“There’s a lot of talk about Biden’s son, that Biden stopped the prosecution and a lot of people want to find out about that, so whatever you can do with the Attorney General would be great,” Trump is said to have told Zelensky. “Biden went around bragging that he stopped the prosecution so if you can look into it… It sounds horrible to me.”
While President Trump invoked Biden’s name, it was Zelenskiy who brought Giuliani into the conversation. Trump later said, “Rudy very much knows what’s happening and he is a very capable guy. If you could speak to him that would be great.”
Zelenskiy assured Trump that his new prosecutor general “will look into the situation.”
The memo released by the White House includes this cautionary language: CAUTION: A Memorandum of a Telephone Conversation (TELCON) is not a verbatim transcript of a discussion. The text in this document records the notes and recollections of Situation Room Duty Officers and NSC policy staff assigned to listen and memorialize the conversation in written form as the conversation takes place...."
Giuliani and Trump have accused Biden of calling for his dismissal because his office was investigating Burisma, where Biden’s son, Hunter, had a seat on the board of directors.
But the assertion that Biden acted to help his son has been undercut by widespread criticism of Shokin from several high-profile international leaders, including members of the European Union and International Monetary Fund, who said Biden's recommendation was well justified.
Democrats have accused President Trump of using his desire for an investigation into the Bidens as leverage with Zelenskiy, particularly in light of the fact that the White House had, at the time, withheld nearly $400 million in aid to Ukraine, which was later released.
While there is no explicit mention of the withheld aid money during the July 25 phone call, President Trump invoked the country’s financial fortunes after saying “we will get to the bottom of it.”
“Your economy is going to get better and better I predict,” Trump told Zelenskiy. “You have a lot of assets. It’s a great country.
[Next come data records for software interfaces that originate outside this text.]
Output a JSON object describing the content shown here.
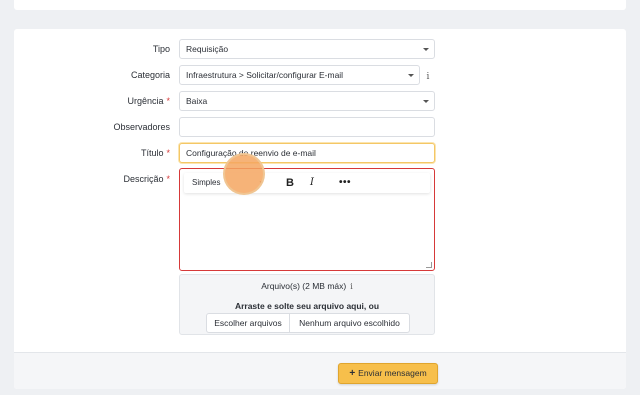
{
  "form": {
    "tipo": {
      "label": "Tipo",
      "value": "Requisição"
    },
    "categoria": {
      "label": "Categoria",
      "value": "Infraestrutura > Solicitar/configurar E-mail"
    },
    "urgencia": {
      "label": "Urgência",
      "required_mark": "*",
      "value": "Baixa"
    },
    "observadores": {
      "label": "Observadores",
      "value": ""
    },
    "titulo": {
      "label": "Título",
      "required_mark": "*",
      "value": "Configuração de reenvio de e-mail"
    },
    "descricao": {
      "label": "Descrição",
      "required_mark": "*",
      "toolbar": {
        "format": "Simples",
        "bold": "B",
        "italic": "I",
        "more": "•••"
      }
    },
    "upload": {
      "title": "Arquivo(s) (2 MB máx)",
      "info_icon": "i",
      "hint": "Arraste e solte seu arquivo aqui, ou",
      "choose_button": "Escolher arquivos",
      "no_file": "Nenhum arquivo escolhido"
    }
  },
  "actions": {
    "submit_label": "Enviar mensagem",
    "submit_icon": "+"
  },
  "icons": {
    "categoria_info": "i"
  },
  "colors": {
    "accent": "#f7bf4b",
    "error_border": "#d63939",
    "focus_border": "#f4c766"
  }
}
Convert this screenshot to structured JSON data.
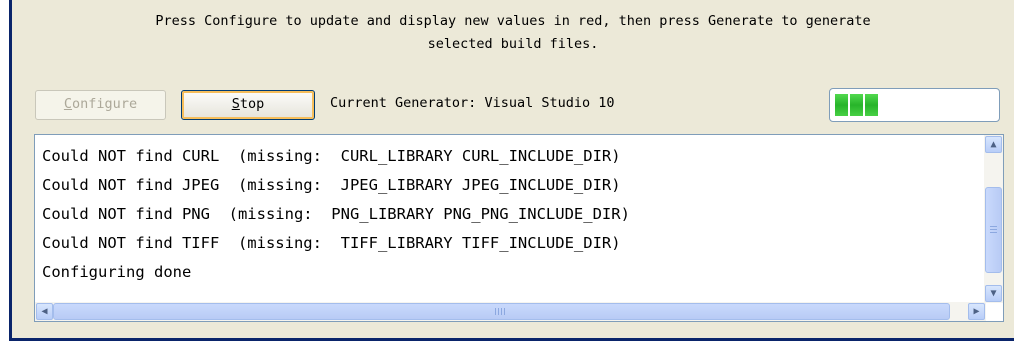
{
  "info_text": "Press Configure to update and display new values in red, then press Generate to generate\nselected build files.",
  "toolbar": {
    "configure_hotkey": "C",
    "configure_rest": "onfigure",
    "stop_hotkey": "S",
    "stop_rest": "top",
    "generator_prefix": "Current Generator:",
    "generator_value": "Visual Studio 10",
    "progress_fraction": 0.31
  },
  "log": {
    "lines": [
      "Could NOT find CURL  (missing:  CURL_LIBRARY CURL_INCLUDE_DIR)",
      "Could NOT find JPEG  (missing:  JPEG_LIBRARY JPEG_INCLUDE_DIR)",
      "Could NOT find PNG  (missing:  PNG_LIBRARY PNG_PNG_INCLUDE_DIR)",
      "Could NOT find TIFF  (missing:  TIFF_LIBRARY TIFF_INCLUDE_DIR)",
      "Configuring done"
    ]
  },
  "icons": {
    "scroll_up": "arrow-up-icon",
    "scroll_down": "arrow-down-icon",
    "scroll_left": "arrow-left-icon",
    "scroll_right": "arrow-right-icon"
  },
  "colors": {
    "progress_green": "#28b42a",
    "disabled_text": "#aca899",
    "focus_border": "#f6be5b"
  }
}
I have many Ukrainian friends, their incredible people.”
In another instance, Zelenskiy thanked the president for “great support in the area of defense,” adding that Ukraine is “ready to continue to cooperate for the next steps, specifically we are almost ready to buy more Javelins from the United States for defense purposes.”
The next words from Trump: “I would like you to do us a favor though,” before launching into his grievances with special counsel Robert Mueller, whose testimony just one day earlier was clearly still on his mind.
“As you saw yesterday, that whole nonsense ended with a very poor performance by a man named Robert Mueller, an incompetent performance, but they say a lot of it started with Ukraine,” Trump said. “Whatever you can do, it’s very important that you do it if that’s possible.”
In response, Zelenskiy offered support, telling Trump, “Yes it is very important for me and everything that you just mentioned earlier. For me as a President, it is very important and we are open for any future cooperation.”
The president’s July phone call with Zelenskiy set into motion a series of events that included a dramatic step forward in Democrats’ march toward impeachment.
On Tuesday, House Speaker Nancy Pelosi announced the launch of an official impeachment inquiry after a debate between Congressional Democrats and the Office of the Director of National Intelligence over how to handle a whistleblower complaint reportedly tied to Trump’s overtures to Zelenskiy during the call.
Asked Wednesday about the newly released transcript, Pelosi told ABC News she had not read it, but said the president “will be held accountable. No one is above the law.”
This is a developing story. Please check back for updates.